* YOUR ASSIGNMENT:
Reproduce the whole listing exactly, omitting any picture it holds.

* INFORMATION:

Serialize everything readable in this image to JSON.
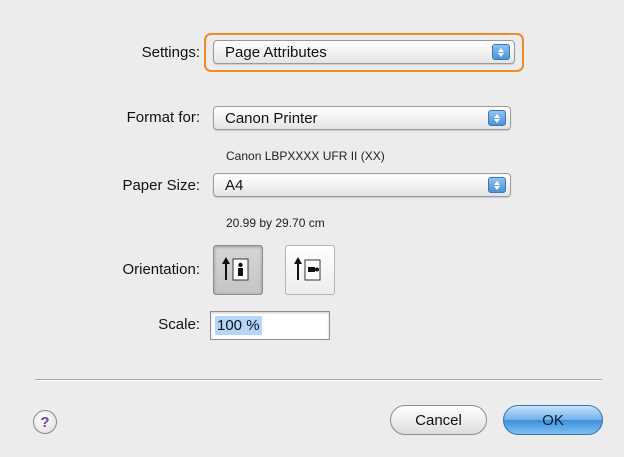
{
  "settings": {
    "label": "Settings:",
    "value": "Page Attributes"
  },
  "format_for": {
    "label": "Format for:",
    "value": "Canon Printer",
    "description": "Canon LBPXXXX UFR II (XX)"
  },
  "paper_size": {
    "label": "Paper Size:",
    "value": "A4",
    "description": "20.99 by 29.70 cm"
  },
  "orientation": {
    "label": "Orientation:",
    "options": [
      "portrait",
      "landscape"
    ],
    "selected": "portrait"
  },
  "scale": {
    "label": "Scale:",
    "value": "100 %"
  },
  "footer": {
    "help_glyph": "?",
    "cancel_label": "Cancel",
    "ok_label": "OK"
  },
  "colors": {
    "focus_ring": "#f08a2a",
    "accent": "#4c93d9",
    "background": "#ececec"
  }
}
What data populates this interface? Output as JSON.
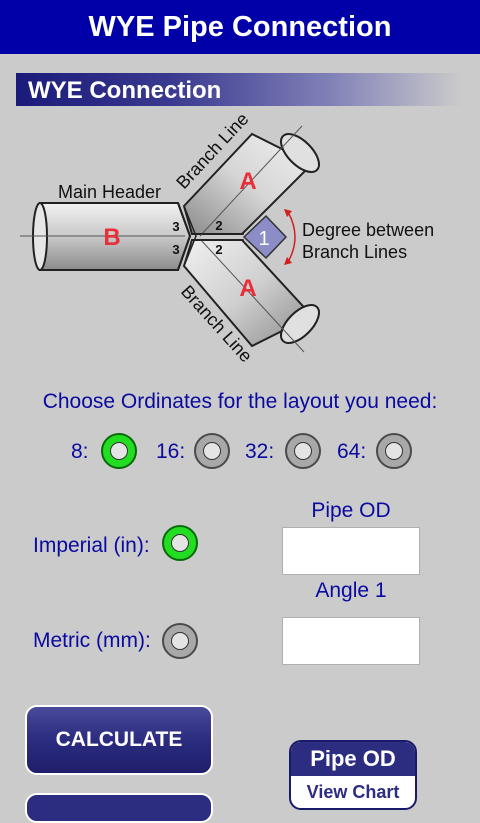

* RESPONSE AREA:
Serialize everything readable in this image to JSON.
{
  "settings": {
    "label": "Settings:",
    "value": "Page Attributes"
  },
  "format_for": {
    "label": "Format for:",
    "value": "Canon Printer",
    "description": "Canon LBPXXXX UFR II (XX)"
  },
  "paper_size": {
    "label": "Paper Size:",
    "value": "A4",
    "description": "20.99 by 29.70 cm"
  },
  "orientation": {
    "label": "Orientation:",
    "options": [
      "portrait",
      "landscape"
    ],
    "selected": "portrait"
  },
  "scale": {
    "label": "Scale:",
    "value": "100 %"
  },
  "footer": {
    "help_glyph": "?",
    "cancel_label": "Cancel",
    "ok_label": "OK"
  },
  "colors": {
    "focus_ring": "#f08a2a",
    "accent": "#4c93d9",
    "background": "#ececec"
  }
}
What data populates this interface? Output as JSON.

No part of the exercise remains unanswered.